The Ebola virus has already killed thousands in West Africa, an immeasurable loss for many families. As medical workers try to quell its spread, global organizations are calculating the economic impact of the disease.
Here's a roundup of five medical studies published this week that might give you new insights into your health. Remember, correlation is not causation -- so if a study finds a connection between two things, it doesn't mean that one causes the other.
A crying mother cradles and moves her dead baby to the floor, yelling out, "My child, my child." Outside, another woman shakes and gestures in a fit of absolute grief as she piercingly screams, "Pray to God and his prophet sister."
People who suffer from migraines with aura during middle age have double the risk of developing Parkinson's disease or other movement disorders later in life than those who do not, according to a study published Wednesday in the journal Neurology.
Since mid-August, the Centers for Disease Control and Prevention has confirmed more than 100 cases of Enterovirus D68 in 12 states: Alabama, Colorado, Illinois, Indiana, Iowa, Kansas, Kentucky, Louisiana, Missouri, Montana, New York and Oklahoma.
"What, are you insane?" That seems to be the response I get most from friends and family members when I tell them that I'd like another child one day. They are typically shocked not because I'm pregnant with my second child but because they've watched me suffer through hyperemesis gravidarum during both of my pregnancies.
After an in-person briefing from the staff at the Centers for Disease Control and Prevention in Atlanta, President Barack Obama on Tuesday announced a "major increase" in the U.S. response to the Ebola outbreak in West Africa.

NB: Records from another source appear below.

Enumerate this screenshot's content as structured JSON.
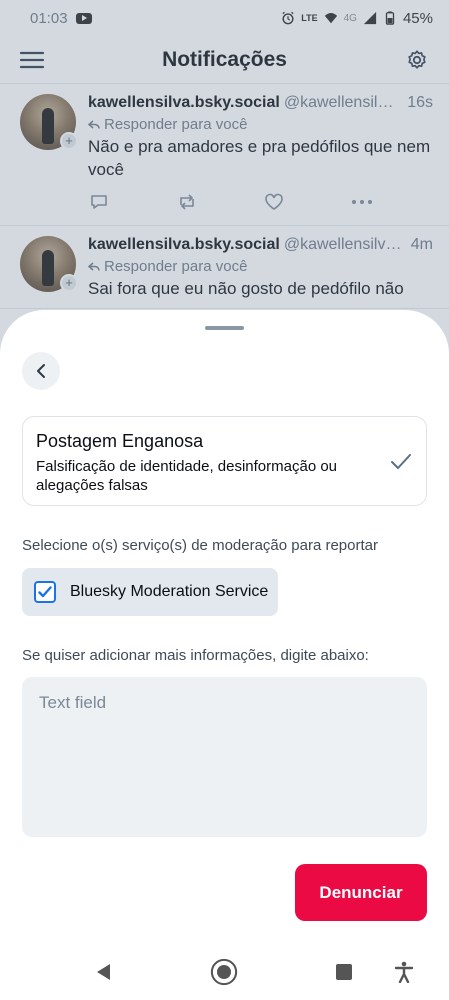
{
  "status_bar": {
    "time": "01:03",
    "network": "LTE",
    "signal_label": "4G",
    "battery": "45%"
  },
  "header": {
    "title": "Notificações"
  },
  "notifications": [
    {
      "author": "kawellensilva.bsky.social",
      "handle": "@kawellensilva.bsky.social",
      "time": "16s",
      "reply_to": "Responder para você",
      "text": "Não e pra amadores e pra pedófilos que nem você"
    },
    {
      "author": "kawellensilva.bsky.social",
      "handle": "@kawellensilva.bsky.social",
      "time": "4m",
      "reply_to": "Responder para você",
      "text": "Sai fora que eu não gosto de pedófilo não"
    }
  ],
  "report_sheet": {
    "reason": {
      "title": "Postagem Enganosa",
      "description": "Falsificação de identidade, desinformação ou alegações falsas"
    },
    "select_label": "Selecione o(s) serviço(s) de moderação para reportar",
    "service": {
      "label": "Bluesky Moderation Service",
      "checked": true
    },
    "details_label": "Se quiser adicionar mais informações, digite abaixo:",
    "details_placeholder": "Text field",
    "details_value": "",
    "submit_label": "Denunciar"
  },
  "colors": {
    "accent": "#1b74e4",
    "danger": "#ec0a44",
    "muted_text": "#6b7884",
    "sheet_overlay": "#788a9e"
  }
}
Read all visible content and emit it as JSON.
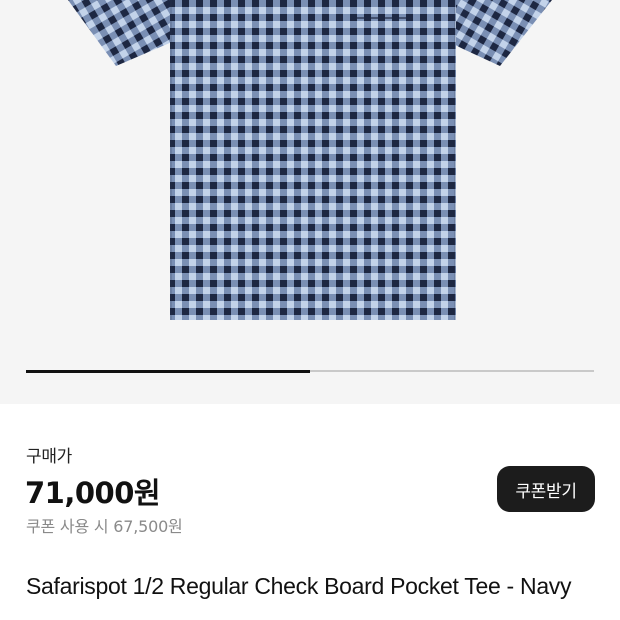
{
  "product": {
    "image_alt": "check-board-pocket-tee-photo",
    "colors": {
      "navy": "#1f2a44",
      "light_blue": "#b8cbe6",
      "mid_blue": "#6f86ad",
      "background": "#f5f5f5"
    }
  },
  "carousel": {
    "progress_fraction": 0.5
  },
  "pricing": {
    "label": "구매가",
    "price": "71,000원",
    "coupon_price": "쿠폰 사용 시 67,500원",
    "coupon_button_label": "쿠폰받기"
  },
  "title": "Safarispot 1/2 Regular Check Board Pocket Tee - Navy"
}
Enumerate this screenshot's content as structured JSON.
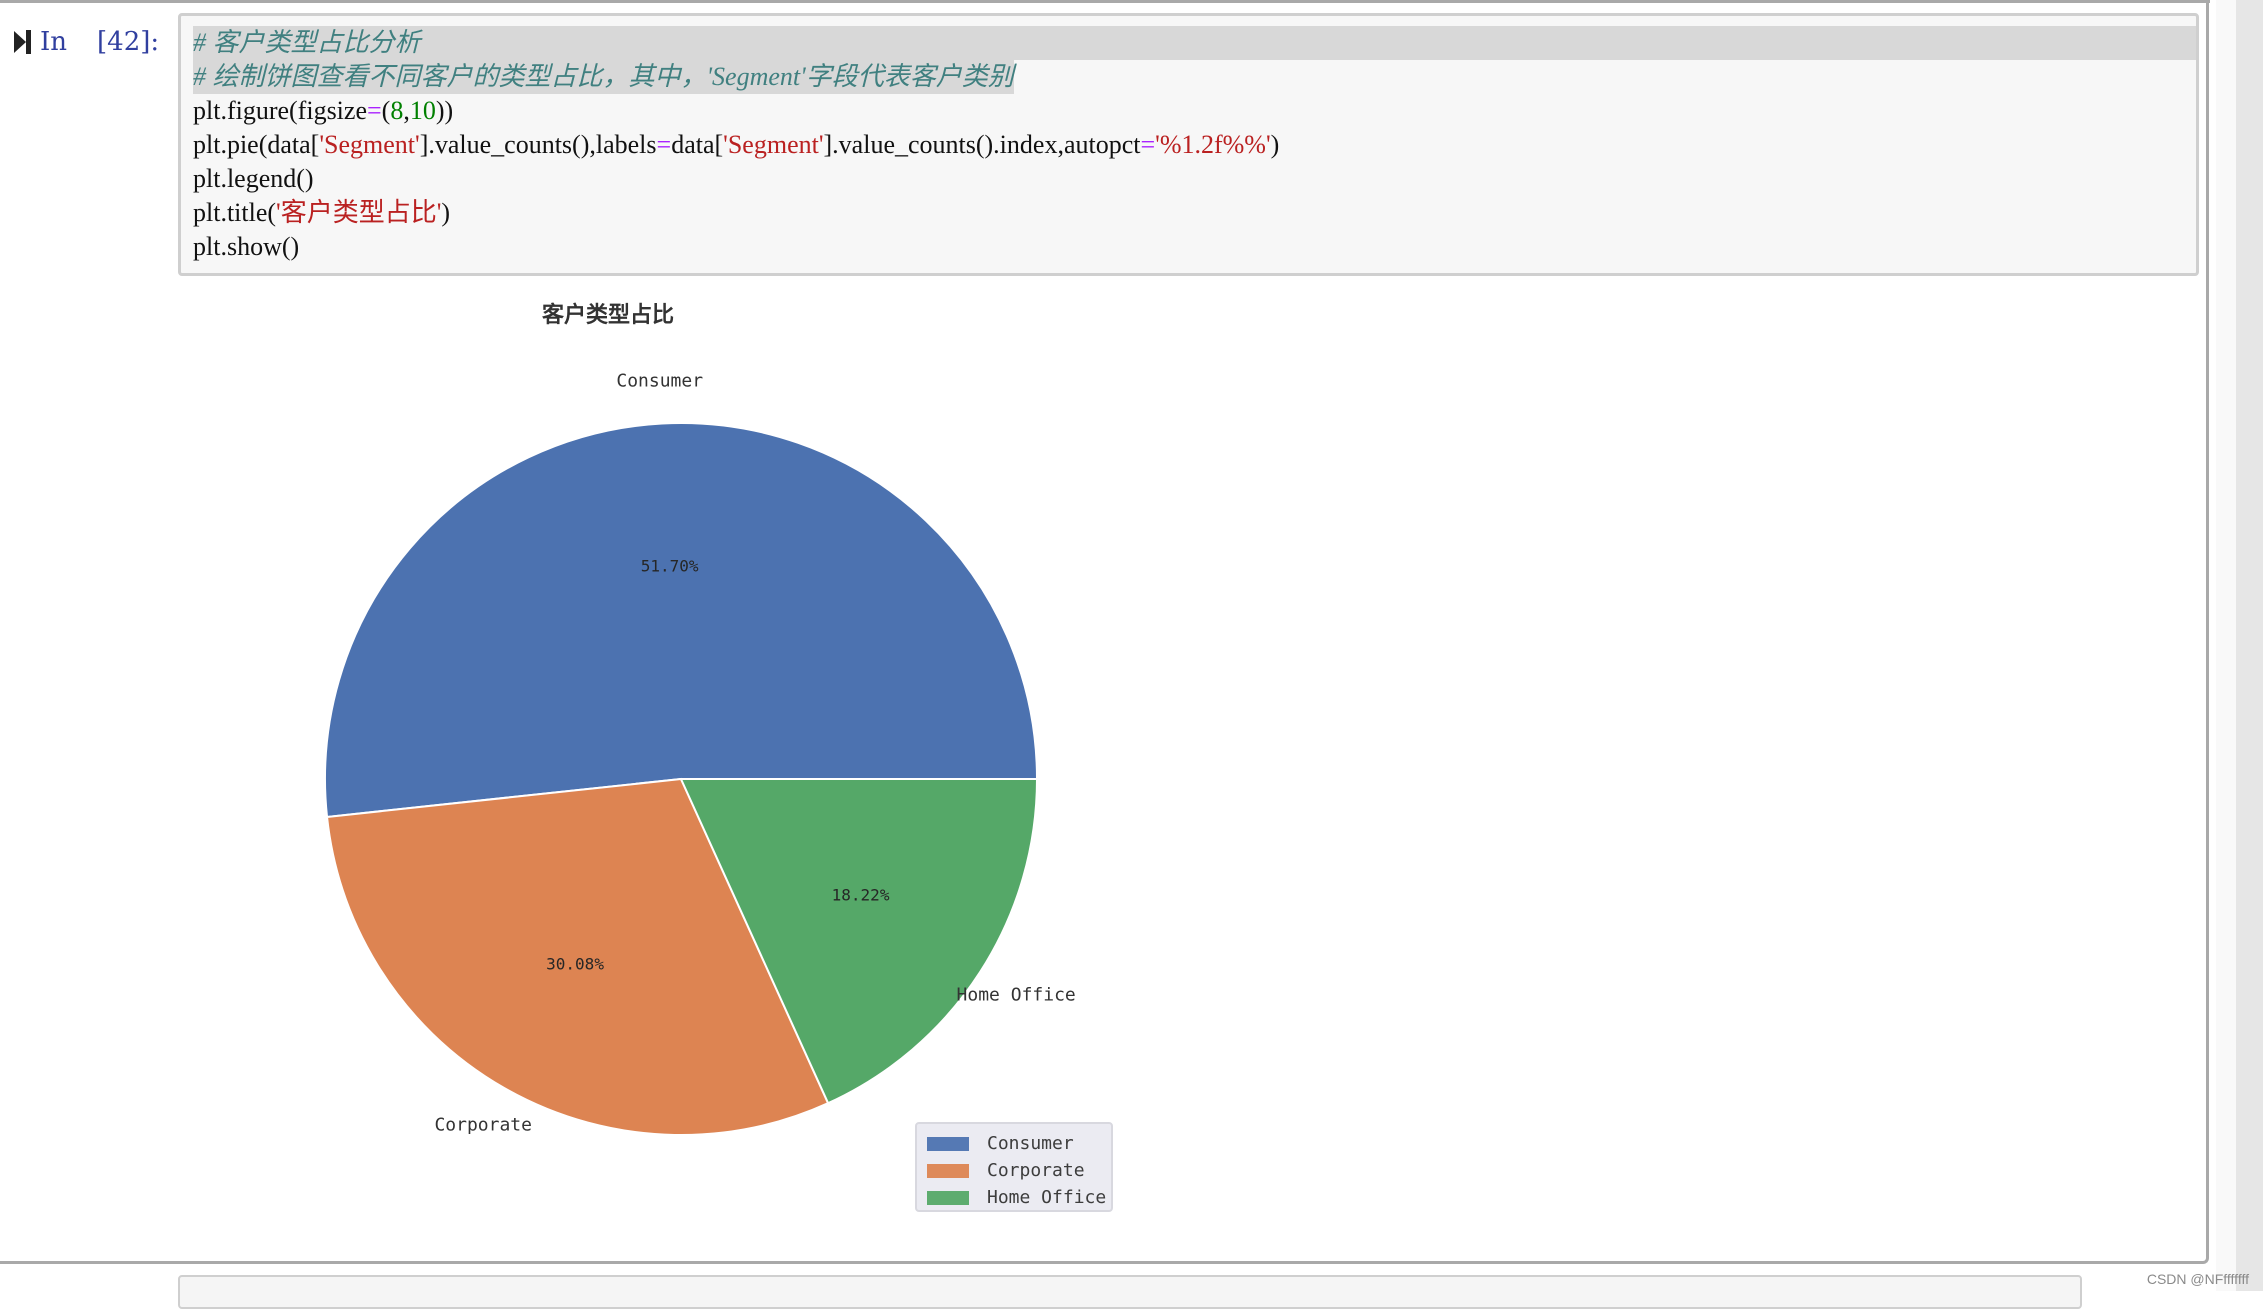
{
  "cell": {
    "prompt_label": "In",
    "execution_count": "[42]:",
    "code_lines": [
      {
        "parts": [
          {
            "t": "# 客户类型占比分析",
            "c": "cmt"
          }
        ]
      },
      {
        "parts": [
          {
            "t": "# 绘制饼图查看不同客户的类型占比，其中，'Segment'字段代表客户类别",
            "c": "cmt"
          }
        ]
      },
      {
        "parts": [
          {
            "t": "plt.figure(figsize",
            "c": ""
          },
          {
            "t": "=",
            "c": "o"
          },
          {
            "t": "(",
            "c": ""
          },
          {
            "t": "8",
            "c": "n"
          },
          {
            "t": ",",
            "c": ""
          },
          {
            "t": "10",
            "c": "n"
          },
          {
            "t": "))",
            "c": ""
          }
        ]
      },
      {
        "parts": [
          {
            "t": "plt.pie(data[",
            "c": ""
          },
          {
            "t": "'Segment'",
            "c": "s"
          },
          {
            "t": "].value_counts(),labels",
            "c": ""
          },
          {
            "t": "=",
            "c": "o"
          },
          {
            "t": "data[",
            "c": ""
          },
          {
            "t": "'Segment'",
            "c": "s"
          },
          {
            "t": "].value_counts().index,autopct",
            "c": ""
          },
          {
            "t": "=",
            "c": "o"
          },
          {
            "t": "'%1.2f%%'",
            "c": "s"
          },
          {
            "t": ")",
            "c": ""
          }
        ]
      },
      {
        "parts": [
          {
            "t": "plt.legend()",
            "c": ""
          }
        ]
      },
      {
        "parts": [
          {
            "t": "plt.title(",
            "c": ""
          },
          {
            "t": "'客户类型占比'",
            "c": "s"
          },
          {
            "t": ")",
            "c": ""
          }
        ]
      },
      {
        "parts": [
          {
            "t": "plt.show()",
            "c": ""
          }
        ]
      }
    ]
  },
  "chart_data": {
    "type": "pie",
    "title": "客户类型占比",
    "categories": [
      "Consumer",
      "Corporate",
      "Home Office"
    ],
    "values": [
      51.7,
      30.08,
      18.22
    ],
    "value_labels": [
      "51.70%",
      "30.08%",
      "18.22%"
    ],
    "colors": [
      "#4c72b0",
      "#dd8452",
      "#55a868"
    ],
    "start_angle_deg": 0,
    "direction": "counterclockwise",
    "legend": {
      "placement": "lower-right-of-pie",
      "entries": [
        "Consumer",
        "Corporate",
        "Home Office"
      ]
    }
  },
  "watermark": "CSDN @NFfffffff"
}
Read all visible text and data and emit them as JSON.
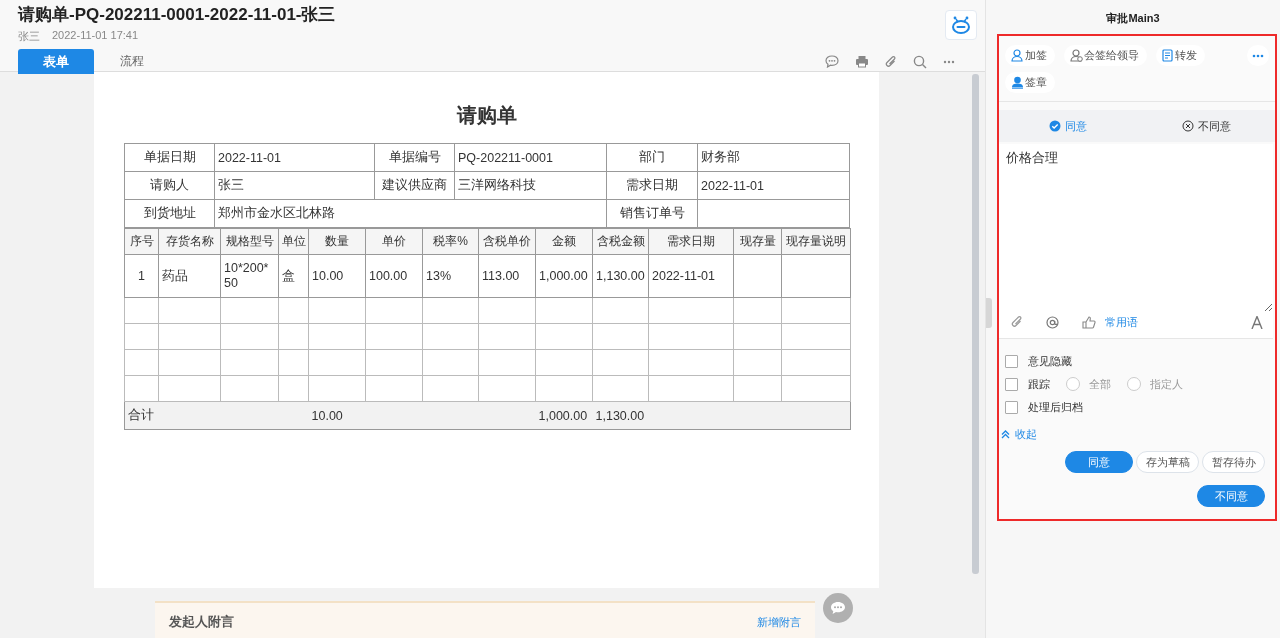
{
  "header": {
    "title": "请购单-PQ-202211-0001-2022-11-01-张三",
    "author": "张三",
    "time": "2022-11-01 17:41"
  },
  "tabs": [
    {
      "label": "表单",
      "selected": true
    },
    {
      "label": "流程",
      "selected": false
    }
  ],
  "document": {
    "title": "请购单",
    "info_rows": [
      [
        {
          "label": "单据日期",
          "value": "2022-11-01"
        },
        {
          "label": "单据编号",
          "value": "PQ-202211-0001"
        },
        {
          "label": "部门",
          "value": "财务部"
        }
      ],
      [
        {
          "label": "请购人",
          "value": "张三"
        },
        {
          "label": "建议供应商",
          "value": "三洋网络科技"
        },
        {
          "label": "需求日期",
          "value": "2022-11-01"
        }
      ],
      [
        {
          "label": "到货地址",
          "value": "郑州市金水区北林路",
          "wide": true
        },
        {
          "label": "销售订单号"
        }
      ]
    ],
    "columns": [
      "序号",
      "存货名称",
      "规格型号",
      "单位",
      "数量",
      "单价",
      "税率%",
      "含税单价",
      "金额",
      "含税金额",
      "需求日期",
      "现存量",
      "现存量说明"
    ],
    "rows": [
      [
        "1",
        "药品",
        "10*200*50",
        "盒",
        "10.00",
        "100.00",
        "13%",
        "113.00",
        "1,000.00",
        "1,130.00",
        "2022-11-01",
        null,
        null
      ]
    ],
    "totals": {
      "label": "合计",
      "cells": [
        "10.00",
        null,
        null,
        null,
        "1,000.00",
        "1,130.00",
        null,
        null,
        null
      ]
    }
  },
  "footer": {
    "title": "发起人附言",
    "link": "新增附言"
  },
  "panel": {
    "title": "审批Main3",
    "actions": [
      {
        "label": "加签",
        "kind": "person"
      },
      {
        "label": "会签给领导",
        "kind": "people"
      },
      {
        "label": "转发",
        "kind": "forward"
      },
      {
        "label": "签章",
        "kind": "seal"
      }
    ],
    "opinion_tabs": [
      {
        "label": "同意",
        "selected": true
      },
      {
        "label": "不同意",
        "selected": false
      }
    ],
    "comment": "价格合理",
    "phrases_link": "常用语",
    "options": [
      {
        "label": "意见隐藏",
        "checked": false
      },
      {
        "label": "跟踪",
        "checked": false,
        "radios": [
          {
            "label": "全部",
            "selected": false
          },
          {
            "label": "指定人",
            "selected": false
          }
        ]
      },
      {
        "label": "处理后归档",
        "checked": false
      }
    ],
    "collapse": "收起",
    "buttons": [
      {
        "label": "同意",
        "kind": "primary"
      },
      {
        "label": "存为草稿",
        "kind": "default"
      },
      {
        "label": "暂存待办",
        "kind": "default"
      },
      {
        "label": "不同意",
        "kind": "primary"
      }
    ]
  }
}
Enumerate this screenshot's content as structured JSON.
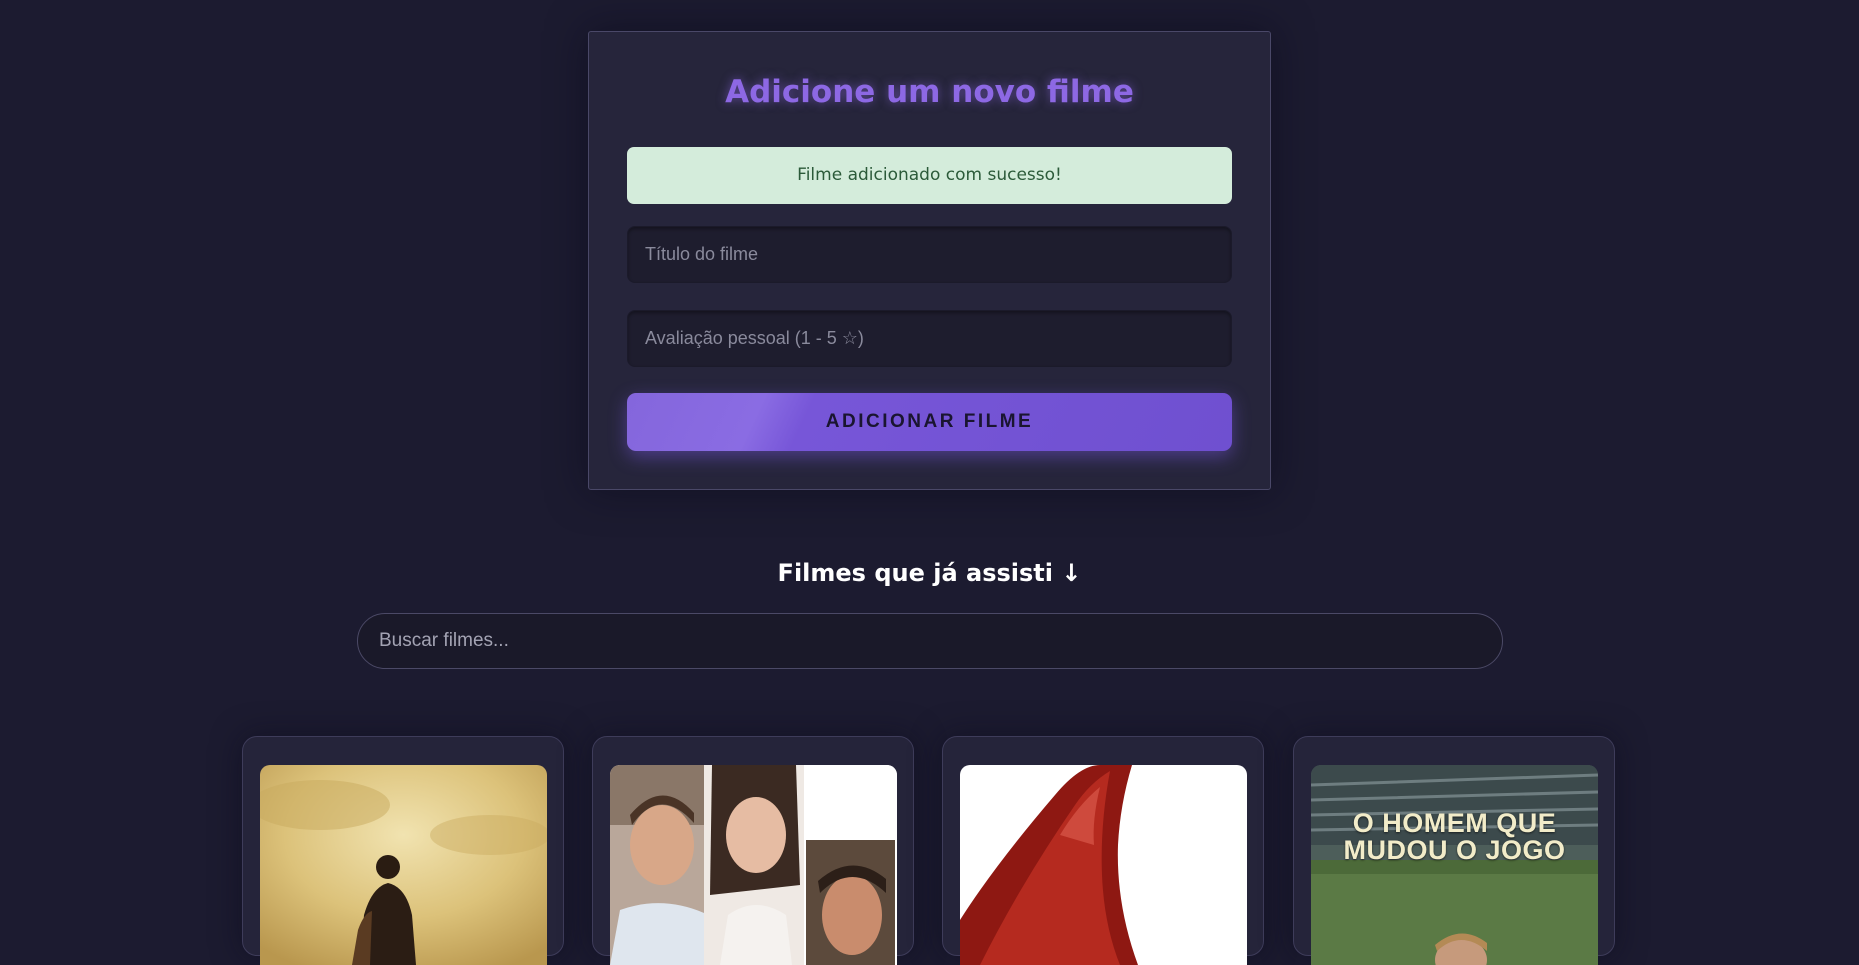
{
  "form": {
    "title": "Adicione um novo filme",
    "success_message": "Filme adicionado com sucesso!",
    "title_placeholder": "Título do filme",
    "rating_placeholder": "Avaliação pessoal (1 - 5 ☆)",
    "submit_label": "ADICIONAR FILME"
  },
  "list": {
    "heading": "Filmes que já assisti ↓",
    "search_placeholder": "Buscar filmes..."
  },
  "posters": [
    {
      "text": ""
    },
    {
      "text": ""
    },
    {
      "text": ""
    },
    {
      "text_line1": "O HOMEM QUE",
      "text_line2": "MUDOU O JOGO"
    }
  ],
  "colors": {
    "background": "#1c1b30",
    "card": "#26253b",
    "accent": "#8d68e4",
    "success_bg": "#d4ecdb",
    "success_text": "#2b5a39"
  }
}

President Barack Obama embarks on a two-day U.S. road trip Tuesday to assess and amplify his government's response to two unconnected overseas emergencies -- the Ebola outbreak in Africa and Islamic terrorists in Iraq and Syria.
How much can you drink and not be legally drunk? It is something to think about as you head out to Fourth of July parties on Friday. The amount of alcohol in a person's body is measured by the weight of the alcohol in a certain volume of blood. Different factors affect your BAC including your gender, height, number of drinks and how fast you drink. Calculate your BAC here.